▸ **Task details**
All of the data needs to be repeated exactly.

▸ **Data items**
──────────────────────────────

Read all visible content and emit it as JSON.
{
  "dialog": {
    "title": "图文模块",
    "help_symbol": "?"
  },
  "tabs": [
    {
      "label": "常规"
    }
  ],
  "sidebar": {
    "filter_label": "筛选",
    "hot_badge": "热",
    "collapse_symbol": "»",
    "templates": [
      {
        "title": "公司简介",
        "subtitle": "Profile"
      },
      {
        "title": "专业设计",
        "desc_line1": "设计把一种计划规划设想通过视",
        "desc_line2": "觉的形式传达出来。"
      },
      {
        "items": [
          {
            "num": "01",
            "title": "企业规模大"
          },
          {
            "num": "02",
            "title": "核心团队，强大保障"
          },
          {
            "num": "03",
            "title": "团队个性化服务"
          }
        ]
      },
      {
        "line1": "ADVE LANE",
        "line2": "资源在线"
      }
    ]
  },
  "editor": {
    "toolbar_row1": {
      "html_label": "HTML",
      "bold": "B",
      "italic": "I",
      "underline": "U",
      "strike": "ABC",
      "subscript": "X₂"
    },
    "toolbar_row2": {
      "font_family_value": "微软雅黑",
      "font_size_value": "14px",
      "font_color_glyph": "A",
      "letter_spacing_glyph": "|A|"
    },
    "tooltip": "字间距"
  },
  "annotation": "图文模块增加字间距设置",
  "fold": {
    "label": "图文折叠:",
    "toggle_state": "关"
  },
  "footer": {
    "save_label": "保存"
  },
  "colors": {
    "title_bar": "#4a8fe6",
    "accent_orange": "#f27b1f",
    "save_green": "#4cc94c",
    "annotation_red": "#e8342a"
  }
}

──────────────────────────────

▸ **Response**
Read all visible content and emit it as JSON.
{
  "dialog": {
    "title": "图文模块",
    "help_symbol": "?"
  },
  "tabs": [
    {
      "label": "常规"
    }
  ],
  "sidebar": {
    "filter_label": "筛选",
    "hot_badge": "热",
    "collapse_symbol": "»",
    "templates": [
      {
        "title": "公司简介",
        "subtitle": "Profile"
      },
      {
        "title": "专业设计",
        "desc_line1": "设计把一种计划规划设想通过视",
        "desc_line2": "觉的形式传达出来。"
      },
      {
        "items": [
          {
            "num": "01",
            "title": "企业规模大"
          },
          {
            "num": "02",
            "title": "核心团队，强大保障"
          },
          {
            "num": "03",
            "title": "团队个性化服务"
          }
        ]
      },
      {
        "line1": "ADVE LANE",
        "line2": "资源在线"
      }
    ]
  },
  "editor": {
    "toolbar_row1": {
      "html_label": "HTML",
      "bold": "B",
      "italic": "I",
      "underline": "U",
      "strike": "ABC",
      "subscript": "X₂"
    },
    "toolbar_row2": {
      "font_family_value": "微软雅黑",
      "font_size_value": "14px",
      "font_color_glyph": "A",
      "letter_spacing_glyph": "|A|"
    },
    "tooltip": "字间距"
  },
  "annotation": "图文模块增加字间距设置",
  "fold": {
    "label": "图文折叠:",
    "toggle_state": "关"
  },
  "footer": {
    "save_label": "保存"
  },
  "colors": {
    "title_bar": "#4a8fe6",
    "accent_orange": "#f27b1f",
    "save_green": "#4cc94c",
    "annotation_red": "#e8342a"
  }
}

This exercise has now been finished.